Latest Badger Appeal:”Badger the Swedish Prime Minister to Europe back on climate track”

swede

 

Sweden has given the world so many things – Abba, Volvo and Billy Bookcase to name a few. But when the pressure’s on can Sweden provide the bold leadership necessary to get the climate talks back on track by December?

Achieving a strong and fair global deal on climate change is crucial to the world’s poorest people already affected by climate change. Current discussions are off track as developed countries fail to keep commitments and hesitate to make the first move.

The Swedish Presidency of the EU has a historic opportunity to show bold leadership and get stalled talks back on track. An EU roadmap to success in Copenhagen is urgently needed to keep discussions on the right path.

Ask him to:

  1. Ensure that EU positions on public finance to support developing countries reduce emissions and adapt to climate change are announced well in advance of Copenhagen.
  2. Strongly urge EU countries and other developed countries to raise their ambition on targets to reduce emissions to levels consistent with keeping global average temperature rise as far below two degrees Celsius as possible. 
  3. Ensure that the EU is demonstrating leadership through the important international summits this autumn.
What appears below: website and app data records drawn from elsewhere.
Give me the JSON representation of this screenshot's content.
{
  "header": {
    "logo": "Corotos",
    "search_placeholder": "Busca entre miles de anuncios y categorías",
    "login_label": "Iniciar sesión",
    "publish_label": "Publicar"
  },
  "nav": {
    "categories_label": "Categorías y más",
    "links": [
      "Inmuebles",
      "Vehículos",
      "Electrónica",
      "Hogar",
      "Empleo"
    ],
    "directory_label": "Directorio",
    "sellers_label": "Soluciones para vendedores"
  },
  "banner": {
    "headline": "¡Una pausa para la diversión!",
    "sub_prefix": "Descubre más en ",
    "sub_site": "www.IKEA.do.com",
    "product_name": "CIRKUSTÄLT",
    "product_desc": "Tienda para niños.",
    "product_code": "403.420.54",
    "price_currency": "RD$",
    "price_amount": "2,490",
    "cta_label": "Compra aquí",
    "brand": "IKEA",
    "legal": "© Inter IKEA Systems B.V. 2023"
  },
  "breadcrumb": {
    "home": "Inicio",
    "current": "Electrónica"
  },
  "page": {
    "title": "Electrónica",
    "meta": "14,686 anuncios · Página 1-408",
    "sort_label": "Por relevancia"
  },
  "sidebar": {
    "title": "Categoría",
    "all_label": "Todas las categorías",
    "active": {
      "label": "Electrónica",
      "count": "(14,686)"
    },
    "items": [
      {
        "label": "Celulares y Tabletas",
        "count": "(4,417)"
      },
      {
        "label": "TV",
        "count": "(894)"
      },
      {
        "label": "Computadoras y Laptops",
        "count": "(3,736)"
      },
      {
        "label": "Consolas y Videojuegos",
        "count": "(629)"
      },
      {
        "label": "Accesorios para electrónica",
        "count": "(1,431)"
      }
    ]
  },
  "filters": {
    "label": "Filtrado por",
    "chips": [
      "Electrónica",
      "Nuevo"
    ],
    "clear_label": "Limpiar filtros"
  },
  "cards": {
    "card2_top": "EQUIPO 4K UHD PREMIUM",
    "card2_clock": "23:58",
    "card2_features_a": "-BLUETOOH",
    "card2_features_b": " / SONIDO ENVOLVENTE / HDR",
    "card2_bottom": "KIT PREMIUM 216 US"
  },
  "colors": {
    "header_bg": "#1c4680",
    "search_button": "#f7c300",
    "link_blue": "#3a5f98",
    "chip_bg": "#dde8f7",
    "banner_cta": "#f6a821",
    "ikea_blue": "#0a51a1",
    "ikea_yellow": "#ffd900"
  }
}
Badger Swedish Prime Minister Reinfeldt to boldly use Sweden’s EU Presidency to get things back on track.

Click here to badger the Swedes and many others!